Pages

Wednesday, 26 May 2010

Replace Hazelwood


Hazelwood - the dirtiest power station in Australia - and beyond

Per unit of power generated, the Hazelwood power station has been measured to be the most carbon polluting power station in the industrialized world. It produces 17.0 million tonnes of carbon dioxide pollution every year - over 5% of Australia's total. That's so much carbon pollution that Kevin Rudd could meet his paltry climate change target overnight just by closing Hazelwood.

Hazelwood burns brown coal - one of the dirtiest and least efficient means of generating electricity. In also uses a staggering 27 billion litres of water every year - water that could be returned to the struggling Gippsland Lakes system.

Due to its excessive carbon emissions, the station was, in 1992, scheduled to be decommissioned in 2005.

Knowing this, International Power nevertheless bought Hazelwood in 1996 for $2.35 billion.

When the time came to close the power station in 2005, in a move which shocked environmentalists, the State government extended Hazelwood's life until 2031. This is a measure of the government's commitment to serious action on climate change.

Peter Batchelor, the Minister responsible for extending the life of Hazelwood, had the temerity to blame the Greens for his refusal to replace Hazelwood!

Having reaped this windfall, International Power still wanted more, and lobbied hard against energy efficiency measures.

Several different environmental groups have done the work on how we transition out of Hazelwood. There choices in doing this - including
  • whether to use gas as an interim measure,
  • which renewables to use,
  • how much to pay for the alternatives, remembering that if you commission even more renewables, you can take advantage of economies of scale; and
  • how long to allow for the replacement,
- but moving out of Hazelwood within two years is not hard to achieve.

Spain already produces more solar power than the output of Hazelwood power station - twice as much. Hazelwood has a net output of 1.47 gigawatts. Madrid is further from the equator than Melbourne, but with the smart use of gross feed in tariffs to give incentives for renewable energy, Spain now produces 3 gigawatts of solar power - and growing.

Spanish solar arrays

What's missing at the moment is the starting point: a political commitment to get rid of the Hazelwood dinosaur.


With fellow Greens Samantha Dunn and Colleen Hartland MLC at the "Replace Hazelwood" rally

External links



1 comment:

  1. Great post you shared, you have now become top of my list.
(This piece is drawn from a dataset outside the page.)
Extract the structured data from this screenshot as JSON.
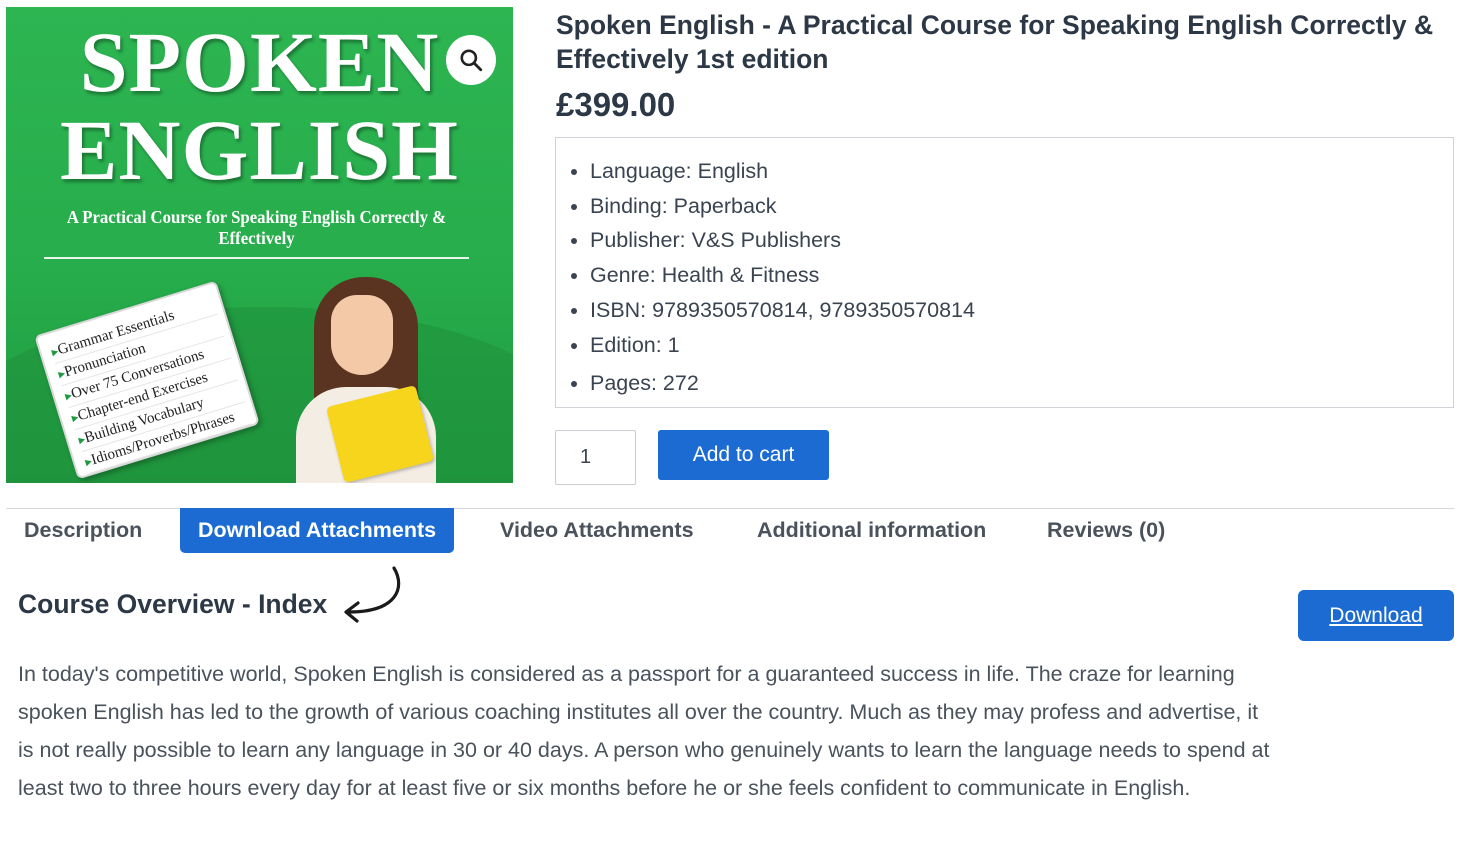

You were unknown to me before but have found your content to be fantastic.

    So great work for informing us of the possibilities and following a certain path.

    I really appreciate your hard work an giving us some information and inspiring others to follow.

    Thanks so much.

    I hope for more post in the future.


    supergreen solutions Gold Coast

    ReplyDelete